Problem to work on>
Reproduce the records without their pictures, keeping every word as it is.

(Stored items)
————————

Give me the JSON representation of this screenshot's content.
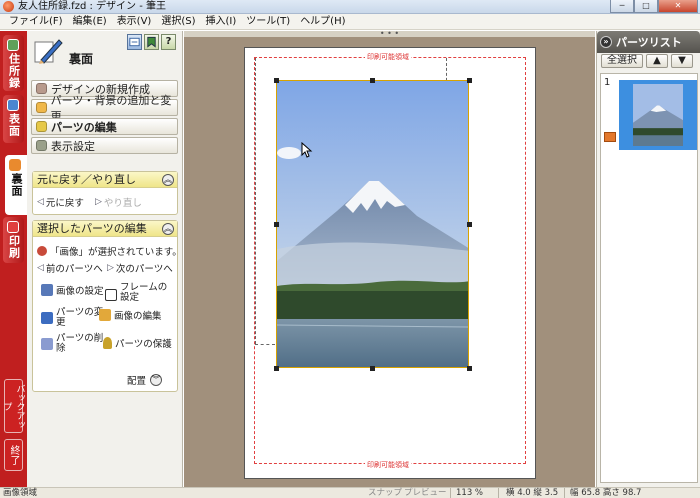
{
  "window": {
    "title": "友人住所録.fzd : デザイン - 筆王",
    "buttons": [
      "─",
      "□",
      "✕"
    ]
  },
  "menu": [
    "ファイル(F)",
    "編集(E)",
    "表示(V)",
    "選択(S)",
    "挿入(I)",
    "ツール(T)",
    "ヘルプ(H)"
  ],
  "left_tabs": {
    "address": "住所録",
    "front": "表面",
    "back": "裏面",
    "print": "印刷",
    "backup": "バックアップ",
    "exit": "終了"
  },
  "panel": {
    "title": "裏面",
    "head_buttons": [
      "?"
    ],
    "main_buttons": [
      {
        "label": "デザインの新規作成",
        "color": "#b89a8c"
      },
      {
        "label": "パーツ・背景の追加と変更",
        "color": "#f0b84a"
      },
      {
        "label": "パーツの編集",
        "color": "#e6c848"
      },
      {
        "label": "表示設定",
        "color": "#9aa08a"
      }
    ],
    "undo_box": {
      "title": "元に戻す／やり直し",
      "undo": "元に戻す",
      "redo": "やり直し"
    },
    "edit_box": {
      "title": "選択したパーツの編集",
      "selected_msg": "「画像」が選択されています。",
      "prev": "前のパーツへ",
      "next": "次のパーツへ",
      "image_settings": "画像の設定",
      "frame_settings": "フレームの設定",
      "change_part_1": "パーツの変",
      "change_part_2": "更",
      "edit_image": "画像の編集",
      "delete_part_1": "パーツの削",
      "delete_part_2": "除",
      "protect_part": "パーツの保護",
      "layout": "配置"
    }
  },
  "canvas": {
    "print_area_label": "印刷可能領域"
  },
  "parts_list": {
    "title": "パーツリスト",
    "select_all": "全選択",
    "items": [
      {
        "number": "1"
      }
    ]
  },
  "status": {
    "area": "画像領域",
    "snap": "スナップ",
    "preview": "プレビュー",
    "zoom": "113 %",
    "position": "横 4.0  縦 3.5",
    "size": "幅 65.8  高さ 98.7"
  },
  "colors": {
    "accent_red": "#c01f1f",
    "workspace": "#a1907c",
    "selection_blue": "#3d8fe0",
    "print_bound": "#e14040"
  },
  "icons": [
    "app-icon",
    "pen-icon",
    "bookmark-icon",
    "help-icon",
    "undo-icon",
    "redo-icon",
    "person-icon",
    "image-settings-icon",
    "frame-icon",
    "change-part-icon",
    "edit-image-icon",
    "delete-icon",
    "key-icon",
    "chevron-up-icon",
    "chevron-down-icon",
    "double-chevron-icon",
    "cursor-icon"
  ]
}
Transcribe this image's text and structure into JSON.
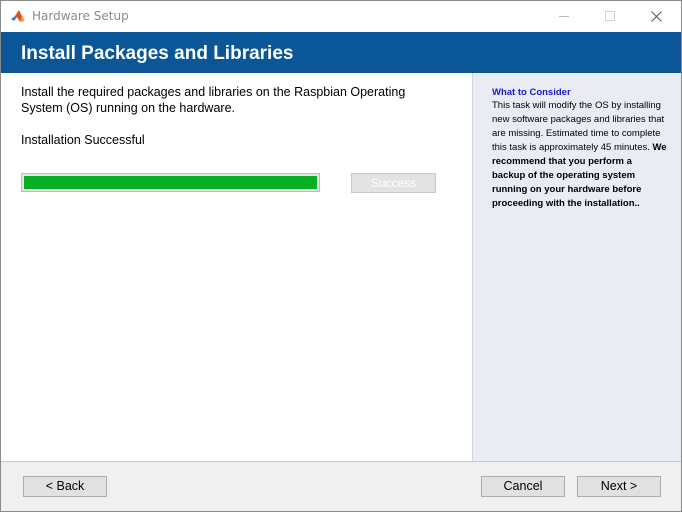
{
  "window": {
    "title": "Hardware Setup",
    "app_icon": "matlab-logo-icon",
    "controls": [
      "minimize-icon",
      "maximize-icon",
      "close-icon"
    ]
  },
  "header": {
    "title": "Install Packages and Libraries",
    "background_color": "#0a5697"
  },
  "main": {
    "description": "Install the required packages and libraries on the Raspbian Operating System (OS) running on the hardware.",
    "status": "Installation Successful",
    "progress": {
      "percent": 100,
      "fill_color": "#06b025"
    },
    "status_button_label": "Success"
  },
  "side_panel": {
    "heading": "What to Consider",
    "heading_color": "#1a1ad0",
    "body": "This task will modify the OS by installing new software packages and libraries that are missing. Estimated time to complete this task is approximately 45 minutes.",
    "recommendation": "We recommend that you perform a backup of the operating system running on your hardware before proceeding with the installation.."
  },
  "footer": {
    "back_label": "< Back",
    "cancel_label": "Cancel",
    "next_label": "Next >"
  }
}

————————

Reply>
Give me the JSON representation of this screenshot's content.
{
  "window": {
    "title": "友人住所録.fzd : デザイン - 筆王",
    "buttons": [
      "─",
      "□",
      "✕"
    ]
  },
  "menu": [
    "ファイル(F)",
    "編集(E)",
    "表示(V)",
    "選択(S)",
    "挿入(I)",
    "ツール(T)",
    "ヘルプ(H)"
  ],
  "left_tabs": {
    "address": "住所録",
    "front": "表面",
    "back": "裏面",
    "print": "印刷",
    "backup": "バックアップ",
    "exit": "終了"
  },
  "panel": {
    "title": "裏面",
    "head_buttons": [
      "?"
    ],
    "main_buttons": [
      {
        "label": "デザインの新規作成",
        "color": "#b89a8c"
      },
      {
        "label": "パーツ・背景の追加と変更",
        "color": "#f0b84a"
      },
      {
        "label": "パーツの編集",
        "color": "#e6c848"
      },
      {
        "label": "表示設定",
        "color": "#9aa08a"
      }
    ],
    "undo_box": {
      "title": "元に戻す／やり直し",
      "undo": "元に戻す",
      "redo": "やり直し"
    },
    "edit_box": {
      "title": "選択したパーツの編集",
      "selected_msg": "「画像」が選択されています。",
      "prev": "前のパーツへ",
      "next": "次のパーツへ",
      "image_settings": "画像の設定",
      "frame_settings": "フレームの設定",
      "change_part_1": "パーツの変",
      "change_part_2": "更",
      "edit_image": "画像の編集",
      "delete_part_1": "パーツの削",
      "delete_part_2": "除",
      "protect_part": "パーツの保護",
      "layout": "配置"
    }
  },
  "canvas": {
    "print_area_label": "印刷可能領域"
  },
  "parts_list": {
    "title": "パーツリスト",
    "select_all": "全選択",
    "items": [
      {
        "number": "1"
      }
    ]
  },
  "status": {
    "area": "画像領域",
    "snap": "スナップ",
    "preview": "プレビュー",
    "zoom": "113 %",
    "position": "横 4.0  縦 3.5",
    "size": "幅 65.8  高さ 98.7"
  },
  "colors": {
    "accent_red": "#c01f1f",
    "workspace": "#a1907c",
    "selection_blue": "#3d8fe0",
    "print_bound": "#e14040"
  },
  "icons": [
    "app-icon",
    "pen-icon",
    "bookmark-icon",
    "help-icon",
    "undo-icon",
    "redo-icon",
    "person-icon",
    "image-settings-icon",
    "frame-icon",
    "change-part-icon",
    "edit-image-icon",
    "delete-icon",
    "key-icon",
    "chevron-up-icon",
    "chevron-down-icon",
    "double-chevron-icon",
    "cursor-icon"
  ]
}
Transcribe this image's text and structure into JSON.
{
  "window": {
    "title": "Hardware Setup",
    "app_icon": "matlab-logo-icon",
    "controls": [
      "minimize-icon",
      "maximize-icon",
      "close-icon"
    ]
  },
  "header": {
    "title": "Install Packages and Libraries",
    "background_color": "#0a5697"
  },
  "main": {
    "description": "Install the required packages and libraries on the Raspbian Operating System (OS) running on the hardware.",
    "status": "Installation Successful",
    "progress": {
      "percent": 100,
      "fill_color": "#06b025"
    },
    "status_button_label": "Success"
  },
  "side_panel": {
    "heading": "What to Consider",
    "heading_color": "#1a1ad0",
    "body": "This task will modify the OS by installing new software packages and libraries that are missing. Estimated time to complete this task is approximately 45 minutes.",
    "recommendation": "We recommend that you perform a backup of the operating system running on your hardware before proceeding with the installation.."
  },
  "footer": {
    "back_label": "< Back",
    "cancel_label": "Cancel",
    "next_label": "Next >"
  }
}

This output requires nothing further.